A lot of what Joe Biden has been doing lately seems a bit strange for a president whose party is struggling toward the midterms in the shadow of an inflation panic that just won’t go away. Yes, he helped seal a Manchin-Schumer deal on an “Inflation Reduction Act” that Republicans have gleefully mocked as just more runaway Democrat spending. But he’s also issued a controversial student-loan forgiveness initiative, and now a blanket pardon for people convicted on federal marijuana possession charges. Neither of those policies are about inflation.
What they are about (aside from highlighting issues other than inflation) is an effort to boost youth turnout in the midterm elections. As Ron Brownstein points out in The Atlantic, under-30 voters are the largest segment of voters that leans Democratic reliably, but that also participates in midterm elections unreliably:
Compared with older generations, Millennials and members of Generation Z are more racially diverse, more likely to hold postsecondary degrees, and less likely to identify with any religious tradition. Both cohorts have leaned sharply Democratic since the first Millennials entered the electorate in large numbers in the 2004 election; the party has routinely carried about three-fifths of young adults in recent presidential contests. In 2018, Democrats hit a peak of support among young voters, winning two-thirds of those younger than 30 and three-fifths of those ages 30 to 44, according to estimates by Catalist, a Democratic targeting firm. …
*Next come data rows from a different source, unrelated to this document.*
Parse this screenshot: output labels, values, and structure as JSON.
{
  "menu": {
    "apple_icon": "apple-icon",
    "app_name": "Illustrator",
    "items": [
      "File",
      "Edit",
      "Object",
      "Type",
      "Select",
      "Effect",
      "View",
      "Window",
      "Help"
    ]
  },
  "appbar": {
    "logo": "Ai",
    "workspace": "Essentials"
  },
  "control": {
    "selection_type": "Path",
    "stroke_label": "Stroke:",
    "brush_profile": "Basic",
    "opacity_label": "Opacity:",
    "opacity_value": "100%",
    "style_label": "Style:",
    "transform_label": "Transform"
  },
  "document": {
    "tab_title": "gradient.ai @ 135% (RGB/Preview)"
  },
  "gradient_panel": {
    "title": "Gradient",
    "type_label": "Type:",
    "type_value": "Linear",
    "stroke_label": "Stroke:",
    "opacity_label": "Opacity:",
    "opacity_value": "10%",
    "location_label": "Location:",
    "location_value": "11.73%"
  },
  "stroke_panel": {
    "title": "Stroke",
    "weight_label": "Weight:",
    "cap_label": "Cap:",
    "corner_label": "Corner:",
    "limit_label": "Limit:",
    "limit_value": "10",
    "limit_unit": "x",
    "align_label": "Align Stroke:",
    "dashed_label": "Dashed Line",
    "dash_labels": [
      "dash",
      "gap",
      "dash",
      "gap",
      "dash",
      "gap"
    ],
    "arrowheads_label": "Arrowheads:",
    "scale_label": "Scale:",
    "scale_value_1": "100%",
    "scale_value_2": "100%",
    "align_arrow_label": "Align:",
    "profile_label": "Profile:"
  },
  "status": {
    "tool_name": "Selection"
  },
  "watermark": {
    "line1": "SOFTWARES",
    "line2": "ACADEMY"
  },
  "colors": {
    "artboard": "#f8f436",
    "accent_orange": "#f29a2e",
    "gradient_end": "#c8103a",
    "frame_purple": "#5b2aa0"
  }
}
For Democrats, this year’s nightmare scenario of losing both the House and Senate is a repeat of 2010 and 2014, when the GOP midterm sweeps were turbocharged by a catastrophic falloff in turnout among young people from the presidential race two years earlier.
The good news for Democrats is that in the last midterms in 2018, there wasn’t any major drop in youth turnout, which had a lot to do with Democratic success in that cycle. The bad news is that President Biden — certainly no favorite of young voters in the 2020 presidential primaries — is not terribly popular in this segment of the electorate. Indeed, the gap between Democratic voting inclinations and job approval for Biden among millennial and Gen-Z voters is one of the central puzzles of the midterms: If young voters are unhappy with the Democratic president but still dislike Republicans, will they just stay home, as their counterparts did in 2010 and 2014?
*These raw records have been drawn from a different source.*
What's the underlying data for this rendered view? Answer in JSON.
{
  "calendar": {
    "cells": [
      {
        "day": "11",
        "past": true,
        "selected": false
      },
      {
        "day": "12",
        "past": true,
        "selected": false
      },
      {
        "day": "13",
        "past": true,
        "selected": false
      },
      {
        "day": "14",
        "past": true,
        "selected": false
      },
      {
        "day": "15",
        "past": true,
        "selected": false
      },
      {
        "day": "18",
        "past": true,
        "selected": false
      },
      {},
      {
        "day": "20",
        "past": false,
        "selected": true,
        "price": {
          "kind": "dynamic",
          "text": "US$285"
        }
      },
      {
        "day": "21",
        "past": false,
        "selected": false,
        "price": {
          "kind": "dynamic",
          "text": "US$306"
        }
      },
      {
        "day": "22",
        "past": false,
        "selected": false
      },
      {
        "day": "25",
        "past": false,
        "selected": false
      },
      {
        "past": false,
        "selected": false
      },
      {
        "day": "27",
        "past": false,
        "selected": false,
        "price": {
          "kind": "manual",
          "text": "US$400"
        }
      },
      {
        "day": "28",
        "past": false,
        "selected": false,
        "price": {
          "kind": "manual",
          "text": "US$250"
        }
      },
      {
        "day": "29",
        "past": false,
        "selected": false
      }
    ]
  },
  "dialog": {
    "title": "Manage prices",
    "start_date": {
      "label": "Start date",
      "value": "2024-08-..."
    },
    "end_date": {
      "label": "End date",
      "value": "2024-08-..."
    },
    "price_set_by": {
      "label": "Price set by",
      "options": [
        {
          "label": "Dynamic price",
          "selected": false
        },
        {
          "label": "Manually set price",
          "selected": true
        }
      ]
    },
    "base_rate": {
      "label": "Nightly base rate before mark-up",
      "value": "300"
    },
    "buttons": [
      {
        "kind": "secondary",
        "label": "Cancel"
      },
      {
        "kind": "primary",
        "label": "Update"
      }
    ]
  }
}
Obviously Democrats want to keep that from happening, but it’s not 100 percent clear that young voters’ disdain for Uncle Joe is a problem they can solve. Part of his unpopularity is intergenerational: Young voters experience the same economic problems (especially the cost of living) as their elders even more acutely. But another factor is disappointment among progressive youth at Democratic accomplishments since Biden was elected, particularly on issues affecting them most. And that’s what both the president and his congressional allies are clearly trying to address, as Brownstein observes:
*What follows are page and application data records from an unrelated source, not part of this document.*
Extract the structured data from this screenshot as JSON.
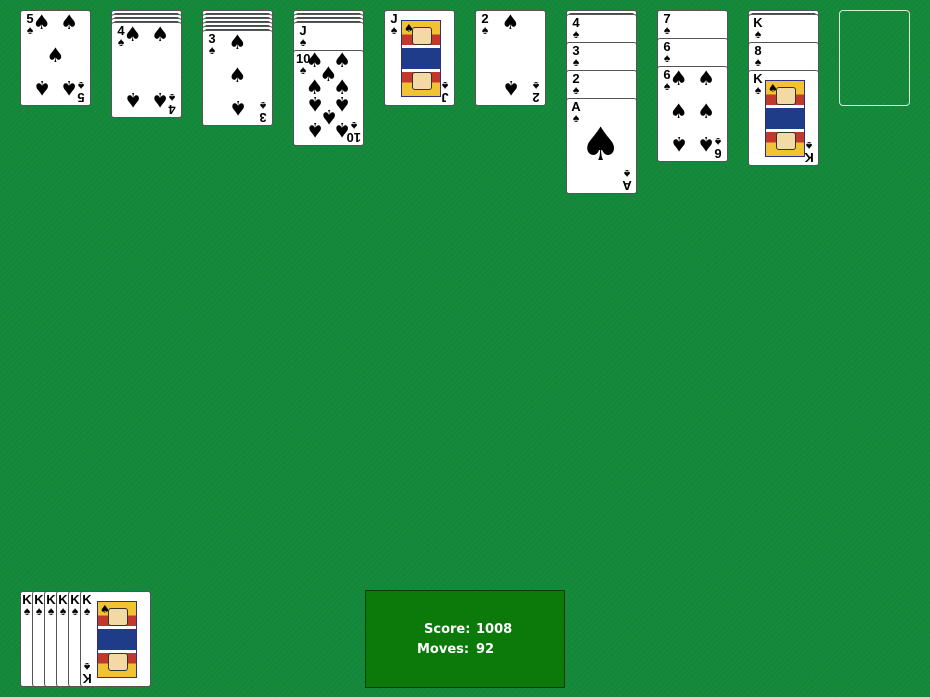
{
  "game": "Spider Solitaire",
  "colors": {
    "felt": "#14893a",
    "card_back": "#c8102e",
    "score_panel": "#0b7a0b"
  },
  "tableau": [
    {
      "hidden_count": 0,
      "cards": [
        {
          "rank": "5",
          "suit": "♠"
        }
      ]
    },
    {
      "hidden_count": 3,
      "cards": [
        {
          "rank": "4",
          "suit": "♠"
        }
      ]
    },
    {
      "hidden_count": 5,
      "cards": [
        {
          "rank": "3",
          "suit": "♠"
        }
      ]
    },
    {
      "hidden_count": 3,
      "cards": [
        {
          "rank": "J",
          "suit": "♠"
        },
        {
          "rank": "10",
          "suit": "♠"
        }
      ]
    },
    {
      "hidden_count": 0,
      "cards": [
        {
          "rank": "J",
          "suit": "♠"
        }
      ]
    },
    {
      "hidden_count": 0,
      "cards": [
        {
          "rank": "2",
          "suit": "♠"
        }
      ]
    },
    {
      "hidden_count": 1,
      "cards": [
        {
          "rank": "4",
          "suit": "♠"
        },
        {
          "rank": "3",
          "suit": "♠"
        },
        {
          "rank": "2",
          "suit": "♠"
        },
        {
          "rank": "A",
          "suit": "♠"
        }
      ]
    },
    {
      "hidden_count": 0,
      "cards": [
        {
          "rank": "7",
          "suit": "♠"
        },
        {
          "rank": "6",
          "suit": "♠"
        },
        {
          "rank": "6",
          "suit": "♠"
        }
      ]
    },
    {
      "hidden_count": 1,
      "cards": [
        {
          "rank": "K",
          "suit": "♠"
        },
        {
          "rank": "8",
          "suit": "♠"
        },
        {
          "rank": "K",
          "suit": "♠"
        }
      ]
    },
    {
      "hidden_count": 0,
      "cards": []
    }
  ],
  "completed_stack": {
    "ranks": [
      "K",
      "K",
      "K",
      "K",
      "K",
      "K"
    ],
    "suit": "♠"
  },
  "score": {
    "score_label": "Score:",
    "score_value": "1008",
    "moves_label": "Moves:",
    "moves_value": "92"
  }
}
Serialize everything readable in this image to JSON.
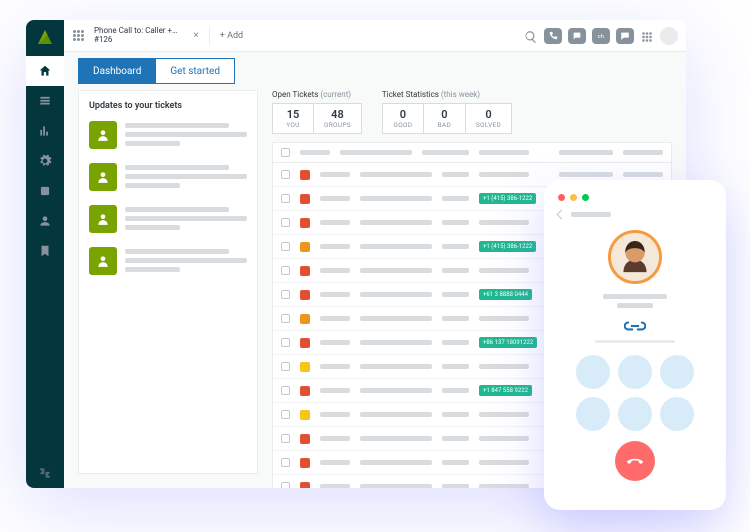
{
  "topbar": {
    "tab_title": "Phone Call to: Caller +…",
    "tab_sub": "#126",
    "add_label": "+ Add"
  },
  "subtabs": {
    "dashboard": "Dashboard",
    "get_started": "Get started"
  },
  "updates": {
    "heading": "Updates to your tickets"
  },
  "stats": {
    "open_label": "Open Tickets",
    "open_suffix": "(current)",
    "open": [
      {
        "num": "15",
        "cap": "YOU"
      },
      {
        "num": "48",
        "cap": "GROUPS"
      }
    ],
    "ticket_label": "Ticket Statistics",
    "ticket_suffix": "(this week)",
    "ticket": [
      {
        "num": "0",
        "cap": "GOOD"
      },
      {
        "num": "0",
        "cap": "BAD"
      },
      {
        "num": "0",
        "cap": "SOLVED"
      }
    ]
  },
  "rows": [
    {
      "status": "red",
      "phone": ""
    },
    {
      "status": "red",
      "phone": "+1 (415) 386-1222"
    },
    {
      "status": "red",
      "phone": ""
    },
    {
      "status": "orange",
      "phone": "+1 (415) 386-1222"
    },
    {
      "status": "red",
      "phone": ""
    },
    {
      "status": "red",
      "phone": "+61 3 8888 0444"
    },
    {
      "status": "orange",
      "phone": ""
    },
    {
      "status": "red",
      "phone": "+86 137 18091222"
    },
    {
      "status": "yellow",
      "phone": ""
    },
    {
      "status": "red",
      "phone": "+1 847 558 9222"
    },
    {
      "status": "yellow",
      "phone": ""
    },
    {
      "status": "red",
      "phone": ""
    },
    {
      "status": "red",
      "phone": ""
    },
    {
      "status": "red",
      "phone": ""
    }
  ]
}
[L]ifting Democratic hopes is the party’s summer succession of policy advances on issues important to young people. [Pollster John] Della Volpe said the “No. 1” criticism of Biden among young adults in the Harvard poll was “ineffectiveness.” But the passage of the Inflation Reduction Act, with its sweeping provisions to combat climate change, and the president’s decision to cancel up to $20,000 in student debt for millions of borrowers have provided Democratic organizers and ad makers something they lacked earlier this year: evidence to argue to young adults that their votes did produce change on things they care about. Biden gave organizers another talking point yesterday afternoon, when he announced a sweeping pardon of all people convicted of simple marijuana possession under federal law.
It’s also worth noting that younger voters are more strongly in favor of abortion rights than other age cohorts, and are most personally threatened by Republican plans for state and federal abortion bans. That’s particularly true of young women, as Amelia Thomson-DeVeaux recently explained at FiveThirtyEight:
Sixty-four percent of 18- to 29-year-old women say they’re following news about abortion laws and restrictions very or somewhat closely — more than the share who say they’re closely following news about gas prices and inflation (55 percent) or the 2022 midterm elections (25 percent). Young women are also much likelier than Americans as a whole to say that abortion is a critical issue for them personally, by 61 percent to 36 percent.
There’s also a lot of evidence that young women are at the heart of the post-Dobbs boom in voter registration by women. And more generally, youth turnout may be easier to stimulate because of registration gains during the last two high-youth-engagement election cycles. To put it simply, it’s easier to get registered voters to exercise their voting rights than it is to get them registered and turn them out, particularly for less experienced voters.
As with so many factors in this midterm election, a lot could change between now and November 8. But we should soon begin gathering some evidence from early voting about the likely shape of the electorate. If youth turnout rates more closely resemble those of 2018 or 2020 than of 2010 or 2014, Democratic odds will improve. And it’s not just a matter of success or failure in 2022. The long-term viability of the Democratic Party depends a lot on building a durable following among millennial and Gen-Z voters. Uncle Joe may need them more in 2024 than he does right now.
More on the 2022 midterms
- New Midterms Data Reveals Good News for Democrats in 2024
- The Return of the Emerging Democratic Majority?
- Trump May Be a Repeat ‘Loser,’ But He’s Good at GOP Primaries